_What is needed_.
Retype the full set of data, character for character.

#### Given data ####

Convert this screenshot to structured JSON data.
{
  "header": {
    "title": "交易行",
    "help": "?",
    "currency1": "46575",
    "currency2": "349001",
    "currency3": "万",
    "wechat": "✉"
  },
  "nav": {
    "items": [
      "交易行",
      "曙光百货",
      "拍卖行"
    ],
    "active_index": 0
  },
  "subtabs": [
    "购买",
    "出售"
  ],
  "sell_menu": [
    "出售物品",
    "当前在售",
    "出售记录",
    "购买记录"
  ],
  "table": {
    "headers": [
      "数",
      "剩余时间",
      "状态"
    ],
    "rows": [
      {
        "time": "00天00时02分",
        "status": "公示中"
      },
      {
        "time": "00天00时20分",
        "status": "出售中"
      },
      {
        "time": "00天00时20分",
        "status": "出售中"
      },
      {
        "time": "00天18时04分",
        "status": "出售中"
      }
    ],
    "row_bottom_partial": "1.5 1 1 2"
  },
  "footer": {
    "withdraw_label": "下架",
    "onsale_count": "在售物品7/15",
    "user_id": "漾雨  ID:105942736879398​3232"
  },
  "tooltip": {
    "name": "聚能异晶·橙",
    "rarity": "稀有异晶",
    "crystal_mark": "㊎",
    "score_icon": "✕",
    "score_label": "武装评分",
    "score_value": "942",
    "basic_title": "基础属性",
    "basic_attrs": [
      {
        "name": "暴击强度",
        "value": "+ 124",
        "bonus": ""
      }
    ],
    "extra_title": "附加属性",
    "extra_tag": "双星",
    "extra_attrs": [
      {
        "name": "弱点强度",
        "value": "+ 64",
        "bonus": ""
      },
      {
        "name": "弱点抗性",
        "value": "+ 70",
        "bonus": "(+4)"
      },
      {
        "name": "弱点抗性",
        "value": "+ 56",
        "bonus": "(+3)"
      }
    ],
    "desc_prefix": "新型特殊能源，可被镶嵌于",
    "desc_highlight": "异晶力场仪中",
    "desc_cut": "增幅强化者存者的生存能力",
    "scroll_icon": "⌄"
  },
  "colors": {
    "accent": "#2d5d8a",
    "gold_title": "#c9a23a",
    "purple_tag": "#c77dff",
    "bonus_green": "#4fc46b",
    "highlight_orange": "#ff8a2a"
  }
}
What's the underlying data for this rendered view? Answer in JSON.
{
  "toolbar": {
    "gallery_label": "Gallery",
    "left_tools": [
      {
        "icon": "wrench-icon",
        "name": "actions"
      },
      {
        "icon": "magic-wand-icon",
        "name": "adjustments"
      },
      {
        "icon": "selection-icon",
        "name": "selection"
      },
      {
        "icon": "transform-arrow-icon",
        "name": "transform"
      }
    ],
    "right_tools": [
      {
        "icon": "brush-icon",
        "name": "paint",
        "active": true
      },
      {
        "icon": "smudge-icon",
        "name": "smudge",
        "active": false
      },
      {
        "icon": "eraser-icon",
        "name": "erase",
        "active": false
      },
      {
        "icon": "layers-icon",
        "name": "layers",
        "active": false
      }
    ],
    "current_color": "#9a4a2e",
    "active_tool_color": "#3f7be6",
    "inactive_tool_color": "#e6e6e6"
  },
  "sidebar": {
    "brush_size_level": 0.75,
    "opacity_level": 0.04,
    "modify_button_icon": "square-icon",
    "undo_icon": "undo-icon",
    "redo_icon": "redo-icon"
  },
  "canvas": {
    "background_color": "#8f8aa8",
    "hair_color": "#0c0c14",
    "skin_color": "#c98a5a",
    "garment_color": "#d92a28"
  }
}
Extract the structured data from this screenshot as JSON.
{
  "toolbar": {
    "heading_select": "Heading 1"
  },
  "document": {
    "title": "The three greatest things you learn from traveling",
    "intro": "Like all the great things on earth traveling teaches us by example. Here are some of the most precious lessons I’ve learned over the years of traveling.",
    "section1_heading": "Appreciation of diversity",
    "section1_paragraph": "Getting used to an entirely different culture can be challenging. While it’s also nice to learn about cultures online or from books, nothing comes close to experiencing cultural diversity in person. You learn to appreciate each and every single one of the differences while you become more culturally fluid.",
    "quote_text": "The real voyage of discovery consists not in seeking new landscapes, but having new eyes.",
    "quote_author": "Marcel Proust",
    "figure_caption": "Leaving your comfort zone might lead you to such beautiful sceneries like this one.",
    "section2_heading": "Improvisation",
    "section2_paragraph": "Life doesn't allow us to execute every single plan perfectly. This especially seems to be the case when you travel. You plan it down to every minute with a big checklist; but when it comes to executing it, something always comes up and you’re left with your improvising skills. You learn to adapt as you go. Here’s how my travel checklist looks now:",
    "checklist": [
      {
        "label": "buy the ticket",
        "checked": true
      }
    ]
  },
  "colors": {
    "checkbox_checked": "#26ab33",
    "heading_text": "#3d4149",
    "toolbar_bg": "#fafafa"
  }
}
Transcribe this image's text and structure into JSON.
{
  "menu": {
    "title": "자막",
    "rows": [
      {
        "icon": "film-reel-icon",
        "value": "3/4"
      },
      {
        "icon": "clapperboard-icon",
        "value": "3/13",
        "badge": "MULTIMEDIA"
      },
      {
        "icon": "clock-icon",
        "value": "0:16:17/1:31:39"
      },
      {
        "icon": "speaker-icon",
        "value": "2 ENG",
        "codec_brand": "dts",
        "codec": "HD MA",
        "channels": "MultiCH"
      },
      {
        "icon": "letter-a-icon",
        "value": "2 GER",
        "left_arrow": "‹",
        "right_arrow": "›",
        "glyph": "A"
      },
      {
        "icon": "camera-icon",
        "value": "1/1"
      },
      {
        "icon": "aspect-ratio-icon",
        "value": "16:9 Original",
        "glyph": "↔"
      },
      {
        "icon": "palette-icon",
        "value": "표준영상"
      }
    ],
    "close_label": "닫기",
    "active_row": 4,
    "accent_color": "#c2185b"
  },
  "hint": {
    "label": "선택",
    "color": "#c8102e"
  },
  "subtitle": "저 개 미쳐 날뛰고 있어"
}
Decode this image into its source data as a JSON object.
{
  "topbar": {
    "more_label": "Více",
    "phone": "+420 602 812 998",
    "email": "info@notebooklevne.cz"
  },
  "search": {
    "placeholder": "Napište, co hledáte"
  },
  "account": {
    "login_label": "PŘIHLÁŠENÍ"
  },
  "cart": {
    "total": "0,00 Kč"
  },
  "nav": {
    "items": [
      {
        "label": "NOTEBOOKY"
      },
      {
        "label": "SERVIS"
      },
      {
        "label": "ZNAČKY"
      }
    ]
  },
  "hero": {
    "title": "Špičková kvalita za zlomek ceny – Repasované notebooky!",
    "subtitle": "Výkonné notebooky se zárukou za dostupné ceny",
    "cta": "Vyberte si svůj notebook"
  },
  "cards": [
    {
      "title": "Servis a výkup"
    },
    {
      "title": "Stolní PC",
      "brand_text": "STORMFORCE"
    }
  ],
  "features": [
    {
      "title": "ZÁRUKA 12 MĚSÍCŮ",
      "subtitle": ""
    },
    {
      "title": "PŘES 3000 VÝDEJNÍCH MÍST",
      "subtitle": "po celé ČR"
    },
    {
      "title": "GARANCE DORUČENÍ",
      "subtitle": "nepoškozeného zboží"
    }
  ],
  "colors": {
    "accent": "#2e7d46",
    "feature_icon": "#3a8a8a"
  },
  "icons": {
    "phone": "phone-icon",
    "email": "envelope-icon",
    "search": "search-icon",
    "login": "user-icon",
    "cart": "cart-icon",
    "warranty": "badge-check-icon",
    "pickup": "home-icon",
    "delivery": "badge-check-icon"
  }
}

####

_Problem solution_.
Convert this screenshot to structured JSON data.
{
  "header": {
    "title": "交易行",
    "help": "?",
    "currency1": "46575",
    "currency2": "349001",
    "currency3": "万",
    "wechat": "✉"
  },
  "nav": {
    "items": [
      "交易行",
      "曙光百货",
      "拍卖行"
    ],
    "active_index": 0
  },
  "subtabs": [
    "购买",
    "出售"
  ],
  "sell_menu": [
    "出售物品",
    "当前在售",
    "出售记录",
    "购买记录"
  ],
  "table": {
    "headers": [
      "数",
      "剩余时间",
      "状态"
    ],
    "rows": [
      {
        "time": "00天00时02分",
        "status": "公示中"
      },
      {
        "time": "00天00时20分",
        "status": "出售中"
      },
      {
        "time": "00天00时20分",
        "status": "出售中"
      },
      {
        "time": "00天18时04分",
        "status": "出售中"
      }
    ],
    "row_bottom_partial": "1.5 1 1 2"
  },
  "footer": {
    "withdraw_label": "下架",
    "onsale_count": "在售物品7/15",
    "user_id": "漾雨  ID:105942736879398​3232"
  },
  "tooltip": {
    "name": "聚能异晶·橙",
    "rarity": "稀有异晶",
    "crystal_mark": "㊎",
    "score_icon": "✕",
    "score_label": "武装评分",
    "score_value": "942",
    "basic_title": "基础属性",
    "basic_attrs": [
      {
        "name": "暴击强度",
        "value": "+ 124",
        "bonus": ""
      }
    ],
    "extra_title": "附加属性",
    "extra_tag": "双星",
    "extra_attrs": [
      {
        "name": "弱点强度",
        "value": "+ 64",
        "bonus": ""
      },
      {
        "name": "弱点抗性",
        "value": "+ 70",
        "bonus": "(+4)"
      },
      {
        "name": "弱点抗性",
        "value": "+ 56",
        "bonus": "(+3)"
      }
    ],
    "desc_prefix": "新型特殊能源，可被镶嵌于",
    "desc_highlight": "异晶力场仪中",
    "desc_cut": "增幅强化者存者的生存能力",
    "scroll_icon": "⌄"
  },
  "colors": {
    "accent": "#2d5d8a",
    "gold_title": "#c9a23a",
    "purple_tag": "#c77dff",
    "bonus_green": "#4fc46b",
    "highlight_orange": "#ff8a2a"
  }
}
What's the underlying data for this rendered view? Answer in JSON.
{
  "toolbar": {
    "gallery_label": "Gallery",
    "left_tools": [
      {
        "icon": "wrench-icon",
        "name": "actions"
      },
      {
        "icon": "magic-wand-icon",
        "name": "adjustments"
      },
      {
        "icon": "selection-icon",
        "name": "selection"
      },
      {
        "icon": "transform-arrow-icon",
        "name": "transform"
      }
    ],
    "right_tools": [
      {
        "icon": "brush-icon",
        "name": "paint",
        "active": true
      },
      {
        "icon": "smudge-icon",
        "name": "smudge",
        "active": false
      },
      {
        "icon": "eraser-icon",
        "name": "erase",
        "active": false
      },
      {
        "icon": "layers-icon",
        "name": "layers",
        "active": false
      }
    ],
    "current_color": "#9a4a2e",
    "active_tool_color": "#3f7be6",
    "inactive_tool_color": "#e6e6e6"
  },
  "sidebar": {
    "brush_size_level": 0.75,
    "opacity_level": 0.04,
    "modify_button_icon": "square-icon",
    "undo_icon": "undo-icon",
    "redo_icon": "redo-icon"
  },
  "canvas": {
    "background_color": "#8f8aa8",
    "hair_color": "#0c0c14",
    "skin_color": "#c98a5a",
    "garment_color": "#d92a28"
  }
}
Extract the structured data from this screenshot as JSON.
{
  "toolbar": {
    "heading_select": "Heading 1"
  },
  "document": {
    "title": "The three greatest things you learn from traveling",
    "intro": "Like all the great things on earth traveling teaches us by example. Here are some of the most precious lessons I’ve learned over the years of traveling.",
    "section1_heading": "Appreciation of diversity",
    "section1_paragraph": "Getting used to an entirely different culture can be challenging. While it’s also nice to learn about cultures online or from books, nothing comes close to experiencing cultural diversity in person. You learn to appreciate each and every single one of the differences while you become more culturally fluid.",
    "quote_text": "The real voyage of discovery consists not in seeking new landscapes, but having new eyes.",
    "quote_author": "Marcel Proust",
    "figure_caption": "Leaving your comfort zone might lead you to such beautiful sceneries like this one.",
    "section2_heading": "Improvisation",
    "section2_paragraph": "Life doesn't allow us to execute every single plan perfectly. This especially seems to be the case when you travel. You plan it down to every minute with a big checklist; but when it comes to executing it, something always comes up and you’re left with your improvising skills. You learn to adapt as you go. Here’s how my travel checklist looks now:",
    "checklist": [
      {
        "label": "buy the ticket",
        "checked": true
      }
    ]
  },
  "colors": {
    "checkbox_checked": "#26ab33",
    "heading_text": "#3d4149",
    "toolbar_bg": "#fafafa"
  }
}
Transcribe this image's text and structure into JSON.
{
  "menu": {
    "title": "자막",
    "rows": [
      {
        "icon": "film-reel-icon",
        "value": "3/4"
      },
      {
        "icon": "clapperboard-icon",
        "value": "3/13",
        "badge": "MULTIMEDIA"
      },
      {
        "icon": "clock-icon",
        "value": "0:16:17/1:31:39"
      },
      {
        "icon": "speaker-icon",
        "value": "2 ENG",
        "codec_brand": "dts",
        "codec": "HD MA",
        "channels": "MultiCH"
      },
      {
        "icon": "letter-a-icon",
        "value": "2 GER",
        "left_arrow": "‹",
        "right_arrow": "›",
        "glyph": "A"
      },
      {
        "icon": "camera-icon",
        "value": "1/1"
      },
      {
        "icon": "aspect-ratio-icon",
        "value": "16:9 Original",
        "glyph": "↔"
      },
      {
        "icon": "palette-icon",
        "value": "표준영상"
      }
    ],
    "close_label": "닫기",
    "active_row": 4,
    "accent_color": "#c2185b"
  },
  "hint": {
    "label": "선택",
    "color": "#c8102e"
  },
  "subtitle": "저 개 미쳐 날뛰고 있어"
}
Decode this image into its source data as a JSON object.
{
  "topbar": {
    "more_label": "Více",
    "phone": "+420 602 812 998",
    "email": "info@notebooklevne.cz"
  },
  "search": {
    "placeholder": "Napište, co hledáte"
  },
  "account": {
    "login_label": "PŘIHLÁŠENÍ"
  },
  "cart": {
    "total": "0,00 Kč"
  },
  "nav": {
    "items": [
      {
        "label": "NOTEBOOKY"
      },
      {
        "label": "SERVIS"
      },
      {
        "label": "ZNAČKY"
      }
    ]
  },
  "hero": {
    "title": "Špičková kvalita za zlomek ceny – Repasované notebooky!",
    "subtitle": "Výkonné notebooky se zárukou za dostupné ceny",
    "cta": "Vyberte si svůj notebook"
  },
  "cards": [
    {
      "title": "Servis a výkup"
    },
    {
      "title": "Stolní PC",
      "brand_text": "STORMFORCE"
    }
  ],
  "features": [
    {
      "title": "ZÁRUKA 12 MĚSÍCŮ",
      "subtitle": ""
    },
    {
      "title": "PŘES 3000 VÝDEJNÍCH MÍST",
      "subtitle": "po celé ČR"
    },
    {
      "title": "GARANCE DORUČENÍ",
      "subtitle": "nepoškozeného zboží"
    }
  ],
  "colors": {
    "accent": "#2e7d46",
    "feature_icon": "#3a8a8a"
  },
  "icons": {
    "phone": "phone-icon",
    "email": "envelope-icon",
    "search": "search-icon",
    "login": "user-icon",
    "cart": "cart-icon",
    "warranty": "badge-check-icon",
    "pickup": "home-icon",
    "delivery": "badge-check-icon"
  }
}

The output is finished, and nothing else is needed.